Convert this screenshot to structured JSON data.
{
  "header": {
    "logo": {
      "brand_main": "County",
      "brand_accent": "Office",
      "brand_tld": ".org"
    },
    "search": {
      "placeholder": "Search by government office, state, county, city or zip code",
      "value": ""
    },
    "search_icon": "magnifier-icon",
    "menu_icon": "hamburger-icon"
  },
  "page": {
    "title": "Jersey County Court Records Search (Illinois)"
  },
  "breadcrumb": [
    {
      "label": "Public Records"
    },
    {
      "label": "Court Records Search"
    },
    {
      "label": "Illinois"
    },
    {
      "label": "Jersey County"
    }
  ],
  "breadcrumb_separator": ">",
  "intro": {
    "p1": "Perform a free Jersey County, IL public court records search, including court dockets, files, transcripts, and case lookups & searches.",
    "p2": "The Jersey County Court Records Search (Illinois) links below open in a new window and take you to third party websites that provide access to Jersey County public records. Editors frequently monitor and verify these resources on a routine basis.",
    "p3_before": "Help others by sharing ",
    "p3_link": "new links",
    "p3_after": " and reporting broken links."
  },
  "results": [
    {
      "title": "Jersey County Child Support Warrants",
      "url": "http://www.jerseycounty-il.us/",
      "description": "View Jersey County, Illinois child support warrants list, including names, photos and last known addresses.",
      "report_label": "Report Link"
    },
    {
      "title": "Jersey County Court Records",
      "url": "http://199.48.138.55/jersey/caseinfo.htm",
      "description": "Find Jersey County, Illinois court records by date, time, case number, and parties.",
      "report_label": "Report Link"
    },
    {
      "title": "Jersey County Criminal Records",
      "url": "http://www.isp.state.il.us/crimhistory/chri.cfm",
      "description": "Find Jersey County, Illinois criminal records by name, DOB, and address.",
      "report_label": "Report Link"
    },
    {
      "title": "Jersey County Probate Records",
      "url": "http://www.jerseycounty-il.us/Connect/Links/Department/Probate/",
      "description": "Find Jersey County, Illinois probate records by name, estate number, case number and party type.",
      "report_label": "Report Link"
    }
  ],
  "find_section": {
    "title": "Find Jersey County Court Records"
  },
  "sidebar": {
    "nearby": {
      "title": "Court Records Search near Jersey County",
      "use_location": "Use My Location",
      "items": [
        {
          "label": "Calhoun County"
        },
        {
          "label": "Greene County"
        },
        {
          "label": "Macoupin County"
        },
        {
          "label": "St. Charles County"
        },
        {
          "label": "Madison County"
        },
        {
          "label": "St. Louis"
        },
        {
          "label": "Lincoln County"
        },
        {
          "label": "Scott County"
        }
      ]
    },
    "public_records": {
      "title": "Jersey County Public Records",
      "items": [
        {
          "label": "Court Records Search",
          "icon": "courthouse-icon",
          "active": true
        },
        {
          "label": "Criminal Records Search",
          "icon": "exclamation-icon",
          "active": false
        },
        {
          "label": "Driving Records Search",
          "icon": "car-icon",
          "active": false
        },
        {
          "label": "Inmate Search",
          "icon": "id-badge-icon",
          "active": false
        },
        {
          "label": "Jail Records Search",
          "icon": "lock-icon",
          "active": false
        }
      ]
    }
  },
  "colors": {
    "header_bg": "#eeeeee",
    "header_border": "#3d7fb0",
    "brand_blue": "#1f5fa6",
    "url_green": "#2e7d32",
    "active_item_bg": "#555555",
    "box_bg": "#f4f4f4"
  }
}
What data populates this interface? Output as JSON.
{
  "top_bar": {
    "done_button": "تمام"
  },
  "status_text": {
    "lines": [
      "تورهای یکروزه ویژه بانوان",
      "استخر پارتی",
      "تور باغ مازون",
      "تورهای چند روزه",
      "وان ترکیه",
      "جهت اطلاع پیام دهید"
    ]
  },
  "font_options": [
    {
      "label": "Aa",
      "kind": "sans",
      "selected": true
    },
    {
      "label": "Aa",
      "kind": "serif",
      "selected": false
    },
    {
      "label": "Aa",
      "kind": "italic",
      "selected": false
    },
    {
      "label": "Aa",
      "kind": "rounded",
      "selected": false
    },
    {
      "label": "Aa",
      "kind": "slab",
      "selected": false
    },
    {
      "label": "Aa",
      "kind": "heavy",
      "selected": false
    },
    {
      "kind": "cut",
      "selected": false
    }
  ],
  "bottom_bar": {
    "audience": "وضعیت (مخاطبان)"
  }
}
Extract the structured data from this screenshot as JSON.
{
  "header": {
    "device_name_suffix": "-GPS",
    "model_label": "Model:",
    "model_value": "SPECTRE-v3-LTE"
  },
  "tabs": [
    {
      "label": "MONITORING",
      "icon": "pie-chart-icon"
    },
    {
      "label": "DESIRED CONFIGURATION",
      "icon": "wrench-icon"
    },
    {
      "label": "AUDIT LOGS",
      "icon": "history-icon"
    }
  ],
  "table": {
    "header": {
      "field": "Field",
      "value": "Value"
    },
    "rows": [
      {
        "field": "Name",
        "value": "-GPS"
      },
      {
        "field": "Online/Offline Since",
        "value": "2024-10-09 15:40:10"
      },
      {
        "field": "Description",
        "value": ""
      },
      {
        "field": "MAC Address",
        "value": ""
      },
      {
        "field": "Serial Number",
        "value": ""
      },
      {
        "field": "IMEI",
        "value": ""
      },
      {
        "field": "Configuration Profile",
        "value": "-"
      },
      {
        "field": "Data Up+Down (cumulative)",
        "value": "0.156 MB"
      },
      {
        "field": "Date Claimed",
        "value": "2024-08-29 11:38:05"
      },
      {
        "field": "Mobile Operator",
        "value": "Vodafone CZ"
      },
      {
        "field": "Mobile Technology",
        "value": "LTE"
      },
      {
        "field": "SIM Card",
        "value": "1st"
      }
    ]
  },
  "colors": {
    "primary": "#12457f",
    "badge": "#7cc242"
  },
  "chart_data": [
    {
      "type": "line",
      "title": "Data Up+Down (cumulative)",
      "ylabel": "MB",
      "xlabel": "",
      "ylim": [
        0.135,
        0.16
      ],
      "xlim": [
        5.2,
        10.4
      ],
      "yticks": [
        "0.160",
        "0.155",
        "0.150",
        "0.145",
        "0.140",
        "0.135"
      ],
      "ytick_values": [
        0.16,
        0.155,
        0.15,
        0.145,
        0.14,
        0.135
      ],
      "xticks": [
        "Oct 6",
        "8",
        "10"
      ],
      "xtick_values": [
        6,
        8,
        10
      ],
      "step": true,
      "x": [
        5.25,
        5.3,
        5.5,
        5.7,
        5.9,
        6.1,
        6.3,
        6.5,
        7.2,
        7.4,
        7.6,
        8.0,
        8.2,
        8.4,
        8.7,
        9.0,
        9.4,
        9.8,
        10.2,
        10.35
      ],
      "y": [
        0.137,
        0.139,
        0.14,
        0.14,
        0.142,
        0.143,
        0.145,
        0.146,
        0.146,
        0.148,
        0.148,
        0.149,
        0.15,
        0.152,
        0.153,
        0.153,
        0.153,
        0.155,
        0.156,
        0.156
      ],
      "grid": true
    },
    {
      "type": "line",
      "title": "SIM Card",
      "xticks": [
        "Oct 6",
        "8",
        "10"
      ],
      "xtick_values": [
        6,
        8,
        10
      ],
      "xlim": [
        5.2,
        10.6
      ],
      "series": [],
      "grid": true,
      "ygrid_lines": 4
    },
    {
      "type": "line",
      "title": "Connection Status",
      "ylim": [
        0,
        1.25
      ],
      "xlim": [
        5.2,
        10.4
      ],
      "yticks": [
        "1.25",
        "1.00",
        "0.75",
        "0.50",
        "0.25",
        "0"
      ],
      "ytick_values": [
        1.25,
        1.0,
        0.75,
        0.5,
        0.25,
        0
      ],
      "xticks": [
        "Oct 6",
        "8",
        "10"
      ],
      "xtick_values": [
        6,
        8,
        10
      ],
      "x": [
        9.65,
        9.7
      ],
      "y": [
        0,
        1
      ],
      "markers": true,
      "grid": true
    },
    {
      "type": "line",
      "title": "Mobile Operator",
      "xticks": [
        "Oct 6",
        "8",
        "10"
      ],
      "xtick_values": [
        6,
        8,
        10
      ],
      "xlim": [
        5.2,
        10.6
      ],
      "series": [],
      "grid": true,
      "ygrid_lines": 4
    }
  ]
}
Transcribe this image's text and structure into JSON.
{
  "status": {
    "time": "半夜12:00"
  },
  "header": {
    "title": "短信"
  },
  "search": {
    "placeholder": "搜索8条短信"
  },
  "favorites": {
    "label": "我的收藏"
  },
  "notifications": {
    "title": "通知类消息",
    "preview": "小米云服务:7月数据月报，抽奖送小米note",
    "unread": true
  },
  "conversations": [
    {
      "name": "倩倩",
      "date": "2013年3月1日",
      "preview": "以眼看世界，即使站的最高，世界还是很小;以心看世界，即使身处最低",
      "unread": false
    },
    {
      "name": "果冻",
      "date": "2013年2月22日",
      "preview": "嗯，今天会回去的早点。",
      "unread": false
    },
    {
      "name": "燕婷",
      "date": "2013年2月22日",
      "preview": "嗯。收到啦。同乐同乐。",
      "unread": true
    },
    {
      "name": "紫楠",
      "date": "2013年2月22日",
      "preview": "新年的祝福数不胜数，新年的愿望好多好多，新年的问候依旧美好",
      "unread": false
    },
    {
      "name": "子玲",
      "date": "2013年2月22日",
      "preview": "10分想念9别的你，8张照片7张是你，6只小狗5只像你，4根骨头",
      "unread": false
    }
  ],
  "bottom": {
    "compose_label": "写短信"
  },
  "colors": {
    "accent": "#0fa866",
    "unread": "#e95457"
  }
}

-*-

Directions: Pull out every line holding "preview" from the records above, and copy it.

Task result:
    "preview": "小米云服务:7月数据月报，抽奖送小米note",
      "preview": "以眼看世界，即使站的最高，世界还是很小;以心看世界，即使身处最低",
      "preview": "嗯，今天会回去的早点。",
      "preview": "嗯。收到啦。同乐同乐。",
      "preview": "新年的祝福数不胜数，新年的愿望好多好多，新年的问候依旧美好",
      "preview": "10分想念9别的你，8张照片7张是你，6只小狗5只像你，4根骨头",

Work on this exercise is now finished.